EXERCISE DESCRIPTION: Show every line below where "icon" appears.

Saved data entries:

= Beginning of Section =

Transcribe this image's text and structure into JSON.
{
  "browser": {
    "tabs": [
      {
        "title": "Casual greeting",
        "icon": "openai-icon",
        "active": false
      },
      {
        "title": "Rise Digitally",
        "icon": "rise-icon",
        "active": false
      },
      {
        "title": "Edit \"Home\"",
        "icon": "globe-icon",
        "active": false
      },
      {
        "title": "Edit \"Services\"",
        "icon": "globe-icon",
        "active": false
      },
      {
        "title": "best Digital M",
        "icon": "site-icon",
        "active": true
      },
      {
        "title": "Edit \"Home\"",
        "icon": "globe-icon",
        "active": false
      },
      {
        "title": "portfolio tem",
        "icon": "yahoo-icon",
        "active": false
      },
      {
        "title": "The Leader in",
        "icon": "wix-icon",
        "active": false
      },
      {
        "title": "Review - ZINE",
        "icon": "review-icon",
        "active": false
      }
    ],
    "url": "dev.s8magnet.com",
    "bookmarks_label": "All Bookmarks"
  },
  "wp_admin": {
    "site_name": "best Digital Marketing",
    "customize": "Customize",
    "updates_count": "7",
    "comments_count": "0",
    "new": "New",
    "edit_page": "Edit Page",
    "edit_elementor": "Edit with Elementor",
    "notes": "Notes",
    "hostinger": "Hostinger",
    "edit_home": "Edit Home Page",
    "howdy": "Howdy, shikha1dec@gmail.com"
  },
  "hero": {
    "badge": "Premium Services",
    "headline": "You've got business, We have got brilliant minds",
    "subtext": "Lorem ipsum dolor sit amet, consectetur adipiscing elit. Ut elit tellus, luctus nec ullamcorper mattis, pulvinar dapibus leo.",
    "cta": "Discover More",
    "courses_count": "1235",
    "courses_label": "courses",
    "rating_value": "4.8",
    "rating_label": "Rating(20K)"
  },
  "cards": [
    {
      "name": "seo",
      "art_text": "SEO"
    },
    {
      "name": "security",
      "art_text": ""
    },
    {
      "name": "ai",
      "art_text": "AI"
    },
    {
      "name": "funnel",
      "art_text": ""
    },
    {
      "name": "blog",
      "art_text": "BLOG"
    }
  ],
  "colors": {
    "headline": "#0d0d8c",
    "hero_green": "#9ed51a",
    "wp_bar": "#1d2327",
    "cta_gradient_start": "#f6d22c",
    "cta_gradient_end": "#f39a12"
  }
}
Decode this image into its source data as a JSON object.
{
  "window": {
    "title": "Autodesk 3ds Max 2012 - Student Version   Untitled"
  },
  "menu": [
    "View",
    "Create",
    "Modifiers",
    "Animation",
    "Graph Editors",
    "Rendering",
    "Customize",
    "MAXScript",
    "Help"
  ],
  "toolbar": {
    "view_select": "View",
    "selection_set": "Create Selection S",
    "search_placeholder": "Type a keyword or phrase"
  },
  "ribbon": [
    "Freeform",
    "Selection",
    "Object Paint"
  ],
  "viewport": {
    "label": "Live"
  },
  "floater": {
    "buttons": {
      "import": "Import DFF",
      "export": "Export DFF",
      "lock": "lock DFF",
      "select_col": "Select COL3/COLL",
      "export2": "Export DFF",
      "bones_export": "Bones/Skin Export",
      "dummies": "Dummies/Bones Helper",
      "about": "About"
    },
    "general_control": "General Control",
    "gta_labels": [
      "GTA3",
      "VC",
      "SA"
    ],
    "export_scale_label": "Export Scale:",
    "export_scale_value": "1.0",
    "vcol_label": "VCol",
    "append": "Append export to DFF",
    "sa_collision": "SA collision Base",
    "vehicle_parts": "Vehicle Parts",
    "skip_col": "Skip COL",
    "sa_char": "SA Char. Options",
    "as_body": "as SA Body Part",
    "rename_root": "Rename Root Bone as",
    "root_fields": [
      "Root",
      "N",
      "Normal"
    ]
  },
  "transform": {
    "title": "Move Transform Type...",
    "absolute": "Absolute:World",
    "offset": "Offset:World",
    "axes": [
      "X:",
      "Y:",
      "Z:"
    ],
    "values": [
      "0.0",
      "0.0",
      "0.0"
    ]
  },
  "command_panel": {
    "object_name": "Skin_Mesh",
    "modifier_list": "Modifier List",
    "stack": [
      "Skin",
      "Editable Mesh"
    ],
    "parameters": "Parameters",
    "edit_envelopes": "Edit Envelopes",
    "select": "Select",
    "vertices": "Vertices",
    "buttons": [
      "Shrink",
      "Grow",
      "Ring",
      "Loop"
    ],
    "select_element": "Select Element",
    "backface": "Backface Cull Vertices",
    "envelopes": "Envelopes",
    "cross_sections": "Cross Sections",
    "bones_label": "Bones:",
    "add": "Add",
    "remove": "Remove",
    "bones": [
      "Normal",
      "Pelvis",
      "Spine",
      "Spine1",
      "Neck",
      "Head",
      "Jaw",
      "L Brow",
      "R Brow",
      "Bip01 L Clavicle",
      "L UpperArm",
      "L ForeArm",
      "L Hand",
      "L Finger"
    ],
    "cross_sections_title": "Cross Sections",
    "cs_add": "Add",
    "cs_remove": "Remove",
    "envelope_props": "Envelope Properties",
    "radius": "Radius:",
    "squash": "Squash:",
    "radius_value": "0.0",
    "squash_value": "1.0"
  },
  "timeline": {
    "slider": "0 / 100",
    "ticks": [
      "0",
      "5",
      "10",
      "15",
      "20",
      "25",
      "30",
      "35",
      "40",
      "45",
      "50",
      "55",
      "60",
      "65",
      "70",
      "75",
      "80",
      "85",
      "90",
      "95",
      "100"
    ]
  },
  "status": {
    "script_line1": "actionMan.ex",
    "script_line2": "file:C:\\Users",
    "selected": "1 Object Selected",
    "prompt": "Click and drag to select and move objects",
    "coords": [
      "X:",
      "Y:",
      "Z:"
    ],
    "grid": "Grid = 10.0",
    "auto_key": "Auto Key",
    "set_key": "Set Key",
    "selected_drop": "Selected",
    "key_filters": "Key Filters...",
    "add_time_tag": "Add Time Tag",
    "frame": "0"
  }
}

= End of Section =

TASK ANSWER:
        "icon": "openai-icon",
        "icon": "rise-icon",
        "icon": "globe-icon",
        "icon": "globe-icon",
        "icon": "site-icon",
        "icon": "globe-icon",
        "icon": "yahoo-icon",
        "icon": "wix-icon",
        "icon": "review-icon",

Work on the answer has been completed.